P117 Comparison between calprotectin and HMGB1 as faecal biomarkers of intestinal inflammation in paediatric and adult inflammatory bowel disease
F. Palone*1, R. Vitali1, L. Stronati2, R. D’Incà3, A. Armuzzi4, B. Barberio3, C. Felice4, D. Pugliese4, A. Dilillo5, M. Mennini5, S. Cucchiara5
1ENEA, Department of Radiobiology and Humal Health, Rome, Italy, 2Sapienza University of Rome, Department of Cellular Biotechnology and Haematology, Rome, Italy, 3University of Padova, Department of Surgical, Oncological and Gastroenterological Sciences, Padova, Italy, 4Internal Medicine and Gastroenterology - Complesso Integrato Columbus - Catholic University, Department of Internal Medicine, Rome, Italy, 5Sapienza, Rome, Paediatric Gastroenterology and Liver Unit, Rome, Italy
Ileo-colonoscopy is the gold standard for monitoring disease activity in patients with inflammatory bowel disease (IBD); however, it is invasive, costly, and time consuming. Thus, increasingly, stool markers are being used, and, amongst them, faecal calprotectin (FC) is the most widely adopted. We have shown that faecal High Mobility Group Box 1 (HMGB1) protein may be considered a novel biomarker of both high- and low-grade intestinal inflammation and of mucosal healing.1,2 In the present study, we aimed at assessing the reliability of HMGB1 as a faecal biomarker by analysing its levels in larger cohorts of paediatric, as well as adult, IBD patients and correlating values to FC levels.

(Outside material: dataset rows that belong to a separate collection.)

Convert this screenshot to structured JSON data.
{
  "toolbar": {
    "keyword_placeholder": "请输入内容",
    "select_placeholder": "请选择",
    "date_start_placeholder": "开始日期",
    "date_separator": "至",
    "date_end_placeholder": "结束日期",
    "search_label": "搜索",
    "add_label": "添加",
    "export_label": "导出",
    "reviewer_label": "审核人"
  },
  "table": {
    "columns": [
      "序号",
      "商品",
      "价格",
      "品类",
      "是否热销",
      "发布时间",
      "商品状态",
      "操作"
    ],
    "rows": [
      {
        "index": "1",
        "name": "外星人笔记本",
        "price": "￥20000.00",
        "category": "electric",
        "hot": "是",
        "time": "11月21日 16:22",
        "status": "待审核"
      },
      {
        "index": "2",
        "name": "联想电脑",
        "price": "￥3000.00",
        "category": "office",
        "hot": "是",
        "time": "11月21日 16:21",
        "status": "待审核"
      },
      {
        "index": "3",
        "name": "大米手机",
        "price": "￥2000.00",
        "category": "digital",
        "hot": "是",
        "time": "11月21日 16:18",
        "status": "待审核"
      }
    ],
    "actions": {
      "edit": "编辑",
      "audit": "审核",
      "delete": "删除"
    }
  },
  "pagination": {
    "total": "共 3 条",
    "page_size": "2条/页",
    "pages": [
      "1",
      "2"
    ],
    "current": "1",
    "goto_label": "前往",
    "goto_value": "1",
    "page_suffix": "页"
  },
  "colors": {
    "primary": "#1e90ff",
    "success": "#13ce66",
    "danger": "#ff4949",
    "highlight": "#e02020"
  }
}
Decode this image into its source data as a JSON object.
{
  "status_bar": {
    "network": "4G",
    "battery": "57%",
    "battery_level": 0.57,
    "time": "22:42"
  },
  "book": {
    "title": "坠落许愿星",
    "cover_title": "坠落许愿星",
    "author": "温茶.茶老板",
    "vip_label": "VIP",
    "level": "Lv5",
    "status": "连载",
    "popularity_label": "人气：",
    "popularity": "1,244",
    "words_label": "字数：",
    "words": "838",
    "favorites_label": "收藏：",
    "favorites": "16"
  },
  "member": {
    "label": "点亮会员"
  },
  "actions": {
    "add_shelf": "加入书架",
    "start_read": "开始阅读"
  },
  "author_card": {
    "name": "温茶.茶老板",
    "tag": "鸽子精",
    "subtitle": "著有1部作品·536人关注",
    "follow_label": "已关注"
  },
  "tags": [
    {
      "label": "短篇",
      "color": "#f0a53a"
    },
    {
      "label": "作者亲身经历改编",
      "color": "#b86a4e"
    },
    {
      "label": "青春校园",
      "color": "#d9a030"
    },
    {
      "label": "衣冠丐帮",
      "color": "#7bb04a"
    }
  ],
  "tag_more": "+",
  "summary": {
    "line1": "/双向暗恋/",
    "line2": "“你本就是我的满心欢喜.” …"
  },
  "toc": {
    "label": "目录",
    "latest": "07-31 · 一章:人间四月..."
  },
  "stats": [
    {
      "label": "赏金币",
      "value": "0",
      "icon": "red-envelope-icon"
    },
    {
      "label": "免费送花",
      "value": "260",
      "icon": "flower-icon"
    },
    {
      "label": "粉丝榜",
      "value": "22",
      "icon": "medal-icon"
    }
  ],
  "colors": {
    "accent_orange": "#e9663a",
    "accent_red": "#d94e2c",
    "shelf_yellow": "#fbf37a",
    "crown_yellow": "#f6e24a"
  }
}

In total, 85 paediatric patients with IBD (49 Crohn’s disease [CD], 36 ulcerative colitis [UC]), 119 adult patients (57 CD; 62 UC), and 2 age-matched control groups (37 children and 63 adults) were enrolled in the study at 3 IBD referral centres. FC and HMGB1 levels were analysed on faecal samples, using ELISA (Calprest, Eurospital) and Western blot, respectively.
By comparing paediatric and adult patients with respective controls (CD: p < 0.001, UC: p < 0.001), we found that faecal HMGB1 and FC were both significantly increased. When patients were stratified according to endoscopic disease severity (UC, Mayo Endoscopic Sub-score and CD, SES-CD), a significant correlation was found between HMGB1, as well as FC and endoscopic scores (r Spearman in a range between 0.60 and 0.84, p < 0.001, for CD and UC for both faecal markers). Finally, a significant correlation between HMGB1 and FC values in paediatric and adult populations was demonstrated (r Spearman: 0.60, 0.72, respectively).
These results confirm that faecal HMGB1 is a reliable marker of intestinal inflammation, useful to monitor paediatric and adult IBD. Further, its sensitivity is comparable with that of FC.
 Palone F, Vitali R, Cucchiara S, et al. Role of HMGB1 as a suitable biomarker of subclinical intestinal inflammation and mucosal healing in patients with inflammatory bowel disease. Inflamm Bowel Dis 2014;20:1448–57.
 Vitali R, Stronati L, Negroni A, et al. Faecal HMGB1 is a novel marker of intestinal mucosal inflammation in paediatric inflammatory bowel disease. Am J Gastroenterol 2011;106:2029–40.